"Uh?" The man's eyes roved, not finding her, and he smiled forgivingly. "No... not 'nymore. She divorced me." Then his eyes rolled up and he lost consciousness again.
The captain looked away, inexplicably embarrassed. "Raving," she concluded.
"Perhaps," the Prince said slowly. "Perhaps not." He looked to the surgeon, and suddenly his mask of affable decadence was gone, his black eyes hard as stones. "Do not let him die."
She gulped. "Yes, Your Highness."
He nodded and went out. The captain followed him. He waited until they were both once again at the bow rail, out of earshot of anyone else, before speaking. "Do you know what Auberlane is?"
"It... rings a bell, Highness, but I can't quite recall."
"The ruling clan of the Kyri."
"They're up north somewhere, right?" She gave an apologetic shrug at his look. "I've never been much interested in landlocked countries."
"It's quite a large clan, and few of them are really considered royalty. And perhaps Kastor is a common name in that land. But by a curious coincidence, their Queen did, some few years ago, have a husband by that name, and I did hear she divorced him over some bit of superstitious nonsense."

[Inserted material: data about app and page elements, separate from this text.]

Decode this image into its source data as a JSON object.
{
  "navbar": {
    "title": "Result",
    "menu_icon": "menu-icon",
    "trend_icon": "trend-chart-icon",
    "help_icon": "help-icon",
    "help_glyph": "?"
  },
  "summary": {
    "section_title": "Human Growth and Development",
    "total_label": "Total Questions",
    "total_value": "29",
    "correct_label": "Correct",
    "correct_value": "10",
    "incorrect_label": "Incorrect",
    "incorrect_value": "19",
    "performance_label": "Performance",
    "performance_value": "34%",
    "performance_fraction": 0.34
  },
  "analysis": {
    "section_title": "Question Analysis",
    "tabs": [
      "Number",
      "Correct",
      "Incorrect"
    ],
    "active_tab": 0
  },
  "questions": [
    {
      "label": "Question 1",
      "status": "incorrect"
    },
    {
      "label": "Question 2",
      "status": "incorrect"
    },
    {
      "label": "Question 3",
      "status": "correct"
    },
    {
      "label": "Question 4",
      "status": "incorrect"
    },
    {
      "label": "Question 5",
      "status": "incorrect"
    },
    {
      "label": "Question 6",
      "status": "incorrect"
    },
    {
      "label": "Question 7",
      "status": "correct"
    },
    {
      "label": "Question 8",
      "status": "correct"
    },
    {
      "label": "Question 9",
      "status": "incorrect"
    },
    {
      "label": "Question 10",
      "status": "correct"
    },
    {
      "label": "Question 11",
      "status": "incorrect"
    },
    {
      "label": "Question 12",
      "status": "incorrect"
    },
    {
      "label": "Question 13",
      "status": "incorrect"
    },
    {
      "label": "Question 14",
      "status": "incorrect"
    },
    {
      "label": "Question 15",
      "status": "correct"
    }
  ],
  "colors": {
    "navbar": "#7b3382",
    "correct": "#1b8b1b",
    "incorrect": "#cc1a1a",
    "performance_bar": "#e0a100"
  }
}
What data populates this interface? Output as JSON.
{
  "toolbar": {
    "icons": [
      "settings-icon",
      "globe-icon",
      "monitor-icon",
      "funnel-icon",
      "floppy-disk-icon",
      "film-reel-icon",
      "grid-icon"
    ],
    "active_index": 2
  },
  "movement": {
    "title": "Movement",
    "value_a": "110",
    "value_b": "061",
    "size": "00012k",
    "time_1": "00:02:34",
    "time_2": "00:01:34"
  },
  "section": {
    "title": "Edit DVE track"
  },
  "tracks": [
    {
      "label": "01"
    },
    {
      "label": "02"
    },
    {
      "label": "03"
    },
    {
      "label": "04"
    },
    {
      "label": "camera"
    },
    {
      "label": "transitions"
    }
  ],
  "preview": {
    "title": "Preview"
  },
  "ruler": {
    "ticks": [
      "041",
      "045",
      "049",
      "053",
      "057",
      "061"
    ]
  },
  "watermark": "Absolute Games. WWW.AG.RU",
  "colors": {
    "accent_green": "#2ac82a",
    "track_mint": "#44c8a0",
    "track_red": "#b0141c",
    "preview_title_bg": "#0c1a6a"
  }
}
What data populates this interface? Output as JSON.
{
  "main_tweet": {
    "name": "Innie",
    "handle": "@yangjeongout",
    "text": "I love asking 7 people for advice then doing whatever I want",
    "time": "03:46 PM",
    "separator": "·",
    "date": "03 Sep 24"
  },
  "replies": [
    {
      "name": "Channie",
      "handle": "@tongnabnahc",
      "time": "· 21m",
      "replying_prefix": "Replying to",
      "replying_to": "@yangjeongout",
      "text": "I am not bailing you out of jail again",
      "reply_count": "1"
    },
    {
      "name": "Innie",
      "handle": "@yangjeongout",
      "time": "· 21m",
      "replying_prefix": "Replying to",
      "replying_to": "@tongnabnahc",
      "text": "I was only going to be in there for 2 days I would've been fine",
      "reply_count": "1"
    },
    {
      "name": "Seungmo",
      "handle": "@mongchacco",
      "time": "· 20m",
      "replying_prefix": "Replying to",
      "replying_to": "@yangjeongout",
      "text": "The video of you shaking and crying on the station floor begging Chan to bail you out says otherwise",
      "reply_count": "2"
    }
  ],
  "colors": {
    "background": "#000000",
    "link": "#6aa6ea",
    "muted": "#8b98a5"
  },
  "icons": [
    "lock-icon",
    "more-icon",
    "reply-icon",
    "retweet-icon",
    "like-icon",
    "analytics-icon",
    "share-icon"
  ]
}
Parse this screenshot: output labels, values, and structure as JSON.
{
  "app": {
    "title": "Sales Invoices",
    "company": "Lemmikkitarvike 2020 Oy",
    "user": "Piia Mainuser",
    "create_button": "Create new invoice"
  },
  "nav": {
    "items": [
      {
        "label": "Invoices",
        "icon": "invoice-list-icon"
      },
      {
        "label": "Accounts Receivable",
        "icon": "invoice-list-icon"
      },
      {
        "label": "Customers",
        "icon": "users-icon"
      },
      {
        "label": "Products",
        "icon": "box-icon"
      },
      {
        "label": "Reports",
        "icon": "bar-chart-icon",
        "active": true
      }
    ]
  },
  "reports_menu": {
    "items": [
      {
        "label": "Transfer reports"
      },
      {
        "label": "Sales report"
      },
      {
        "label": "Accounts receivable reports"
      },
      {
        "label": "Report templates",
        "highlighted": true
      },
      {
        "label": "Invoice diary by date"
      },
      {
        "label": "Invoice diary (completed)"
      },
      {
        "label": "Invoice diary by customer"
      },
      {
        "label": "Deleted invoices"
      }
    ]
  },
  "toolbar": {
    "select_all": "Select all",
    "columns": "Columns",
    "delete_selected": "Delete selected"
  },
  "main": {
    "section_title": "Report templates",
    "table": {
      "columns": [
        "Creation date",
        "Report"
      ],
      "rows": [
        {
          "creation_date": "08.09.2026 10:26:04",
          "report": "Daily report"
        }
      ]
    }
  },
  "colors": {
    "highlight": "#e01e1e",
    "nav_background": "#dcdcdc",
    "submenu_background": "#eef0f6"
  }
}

"The only thing I heard about the fellow himself was that he was a great tall lad. Our guest is, as far as I can tell given his supine position, a generous hand over six feet. But of course we mustn't go jumping to conclusions. After all, how would an exiled Kyri prince end up floating in Verdichane Bay in a skiff, looking like the bottom layer of a barrel of salt pork, hm?" He snapped his fan open and turned his eyes to the horizon, where a pale jumble of city and commerce-choked harbor was just beginning to resolve against the distant green of the shoreline. "It occurs to me, however, that in nearly every culture of the world, people are reluctant to kill those of royal blood, whatever else they may do to them. And someone has certainly gone to a lot of trouble to let Mother Sea deliver the final blow. I wonder what his story is..."
The Captain stared at him with undiplomatic directness for quite some time. At last she said slowly, "Your Highness, I have a feeling you're going to find out."
He smiled his delighted childlike smile. "I think I may enjoy Semnia after all!"